The federal opportunity zones program, unveiled this year by U.S. Sen. Tim Scott, R-S.C., encourages investors to target their capital at one of the specified zones by offering them a tax break. While the program has been heralded as a tool to encourage redevelopment of downtrodden areas, it also includes some prime real estate in some metro areas

Buyout projects, however, tend to be costly. One under way in Horry County that was put into motion after Hurricane Matthew two years ago is funded with $11 million from the Federal Emergency Management Agency.

Goldfinch said the state's revolving fund would be most useful in helping flood victims sign onto federal programs by financing the required 25 percent match. 

Jason Crowley, of the Coastal Conservation League, said if the bill passes with some seed money, it could help certain homeowners. 

"This would be a great way for local governments to be able to help residents who want to get out of the floodplain have that opportunity," he said.
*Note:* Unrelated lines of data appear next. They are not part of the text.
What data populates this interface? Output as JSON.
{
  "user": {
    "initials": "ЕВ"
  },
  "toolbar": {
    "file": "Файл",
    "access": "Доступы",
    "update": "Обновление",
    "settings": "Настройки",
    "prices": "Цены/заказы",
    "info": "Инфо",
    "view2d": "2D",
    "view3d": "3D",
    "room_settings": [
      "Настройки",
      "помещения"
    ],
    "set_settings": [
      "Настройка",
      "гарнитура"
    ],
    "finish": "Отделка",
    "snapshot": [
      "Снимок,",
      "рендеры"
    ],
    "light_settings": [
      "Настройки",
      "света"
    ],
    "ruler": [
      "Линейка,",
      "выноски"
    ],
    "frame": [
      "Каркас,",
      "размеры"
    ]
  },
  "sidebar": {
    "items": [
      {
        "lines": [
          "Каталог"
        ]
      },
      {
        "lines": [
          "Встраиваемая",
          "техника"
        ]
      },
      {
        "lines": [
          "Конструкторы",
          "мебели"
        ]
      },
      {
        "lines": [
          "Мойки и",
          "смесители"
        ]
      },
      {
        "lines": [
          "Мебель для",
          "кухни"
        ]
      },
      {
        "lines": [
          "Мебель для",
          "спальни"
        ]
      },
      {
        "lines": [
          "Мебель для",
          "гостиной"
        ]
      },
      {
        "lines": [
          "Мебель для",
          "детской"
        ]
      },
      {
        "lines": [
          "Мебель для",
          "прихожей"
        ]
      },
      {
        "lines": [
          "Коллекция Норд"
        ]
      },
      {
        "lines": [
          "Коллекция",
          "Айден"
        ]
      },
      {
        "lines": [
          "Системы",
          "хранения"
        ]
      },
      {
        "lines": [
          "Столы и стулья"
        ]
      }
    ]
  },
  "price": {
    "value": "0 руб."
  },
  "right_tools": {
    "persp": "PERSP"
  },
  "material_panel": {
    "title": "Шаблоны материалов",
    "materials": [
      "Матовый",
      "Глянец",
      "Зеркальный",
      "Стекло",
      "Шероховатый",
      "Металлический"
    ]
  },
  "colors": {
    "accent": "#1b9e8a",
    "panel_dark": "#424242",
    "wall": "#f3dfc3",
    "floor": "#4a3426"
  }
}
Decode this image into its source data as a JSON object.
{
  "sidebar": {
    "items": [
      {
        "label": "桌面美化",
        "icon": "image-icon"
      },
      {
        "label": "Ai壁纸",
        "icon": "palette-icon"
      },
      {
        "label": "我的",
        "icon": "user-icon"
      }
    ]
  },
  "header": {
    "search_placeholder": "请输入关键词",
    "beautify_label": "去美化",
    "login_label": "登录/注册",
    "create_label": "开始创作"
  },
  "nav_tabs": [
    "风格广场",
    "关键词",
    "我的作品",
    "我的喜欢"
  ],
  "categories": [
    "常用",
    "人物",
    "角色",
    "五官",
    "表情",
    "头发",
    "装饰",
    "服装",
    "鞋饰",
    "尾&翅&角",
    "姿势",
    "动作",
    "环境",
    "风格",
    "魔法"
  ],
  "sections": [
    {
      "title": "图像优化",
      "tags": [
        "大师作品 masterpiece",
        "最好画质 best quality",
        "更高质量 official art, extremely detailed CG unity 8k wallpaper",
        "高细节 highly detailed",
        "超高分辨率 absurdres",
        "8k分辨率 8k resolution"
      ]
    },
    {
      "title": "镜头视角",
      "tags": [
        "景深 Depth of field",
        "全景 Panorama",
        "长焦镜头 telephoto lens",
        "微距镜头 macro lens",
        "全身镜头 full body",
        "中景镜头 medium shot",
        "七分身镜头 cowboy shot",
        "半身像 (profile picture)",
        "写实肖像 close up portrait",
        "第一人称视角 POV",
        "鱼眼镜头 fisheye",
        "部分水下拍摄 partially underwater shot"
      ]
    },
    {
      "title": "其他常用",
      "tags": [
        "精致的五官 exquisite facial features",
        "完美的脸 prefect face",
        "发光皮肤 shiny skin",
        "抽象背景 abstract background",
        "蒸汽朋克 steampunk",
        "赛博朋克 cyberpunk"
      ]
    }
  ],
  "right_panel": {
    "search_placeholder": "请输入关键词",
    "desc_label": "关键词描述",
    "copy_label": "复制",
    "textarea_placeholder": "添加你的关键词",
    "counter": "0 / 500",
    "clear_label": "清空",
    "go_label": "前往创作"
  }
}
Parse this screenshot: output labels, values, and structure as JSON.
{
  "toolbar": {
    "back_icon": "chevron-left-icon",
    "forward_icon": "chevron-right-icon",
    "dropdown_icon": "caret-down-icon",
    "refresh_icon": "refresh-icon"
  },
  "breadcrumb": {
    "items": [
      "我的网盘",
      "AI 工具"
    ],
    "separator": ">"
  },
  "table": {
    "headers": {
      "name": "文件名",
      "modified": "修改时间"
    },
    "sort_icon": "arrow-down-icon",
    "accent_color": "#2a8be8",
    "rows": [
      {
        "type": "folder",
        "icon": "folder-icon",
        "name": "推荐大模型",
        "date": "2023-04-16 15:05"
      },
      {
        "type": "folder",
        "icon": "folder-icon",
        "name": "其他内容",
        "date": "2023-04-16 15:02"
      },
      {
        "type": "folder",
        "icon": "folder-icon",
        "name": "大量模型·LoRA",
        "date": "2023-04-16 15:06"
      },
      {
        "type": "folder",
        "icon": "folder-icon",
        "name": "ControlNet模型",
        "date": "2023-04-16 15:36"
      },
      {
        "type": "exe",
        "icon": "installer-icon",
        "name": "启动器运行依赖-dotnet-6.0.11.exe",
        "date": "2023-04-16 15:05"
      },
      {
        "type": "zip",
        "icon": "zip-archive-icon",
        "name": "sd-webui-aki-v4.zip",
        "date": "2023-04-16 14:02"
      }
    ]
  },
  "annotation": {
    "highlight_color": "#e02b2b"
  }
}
Goldfinch, one of the few coastal officials who supports offshore drilling, has occasionally sparred with environmental groups, such as the league. But Crowley complimented the bill, saying it could lead to the creation of an important tool for communities across the state — including inland locations like Columbia, which also have flooded in recent years. 

"It's an opportunity to highlight that flooding is not partisan," Crowley said. "We have not always seen eye-to-eye with Sen. Goldfinch on some of these issues, (but) this was exciting to see something so novel be introduced." 

David Salvesen, who studies land use and disaster recovery at the University of North Carolina at Chapel Hill, said the legislation includes several of the best practices for a flood mitigation program. 

Salvesen and other researchers have analyzed the financial outcomes from buyout projects in North Carolina, finding that communities did the best when they avoided pock-marking neighborhoods with random empty lots.

Also, such projects worked better when they encouraged the people moving to relocate within the same tax base. Goldfinch's legislation incentivizes both of those outcomes. 

"There's a lot to like about this bill," Salvesen said 

One drawback is that using the revolving fund for local match money means communities still would depend on a federal disaster declaration before they could apply for FEMA money for a buyout program. Salvesen said some of the most progressive programs, such as one in Charlotte, are self-sustaining and don't depend on a disaster to happen before buyouts begin.

Ultimately, the fund wouldn't fix one of the most fundamental issues in floodplain management: stopping development from happening in vulnerable areas in the first place. 

But Salvesen said that one provision in the bill, which would bar the purchase of any home built after July 1, 2020, would put localities on notice that state money won't help save them if new homes are built on flood-prone land. 

Buyouts can provide significant benefits when well-planned, advocates add. 

"There’s a lot of evidence to show that this kind of mitigation pays for itself," Salvesen said. 

Reach Chloe Johnson at 843-735-9985. Follow her on Twitter @_ChloeAJ.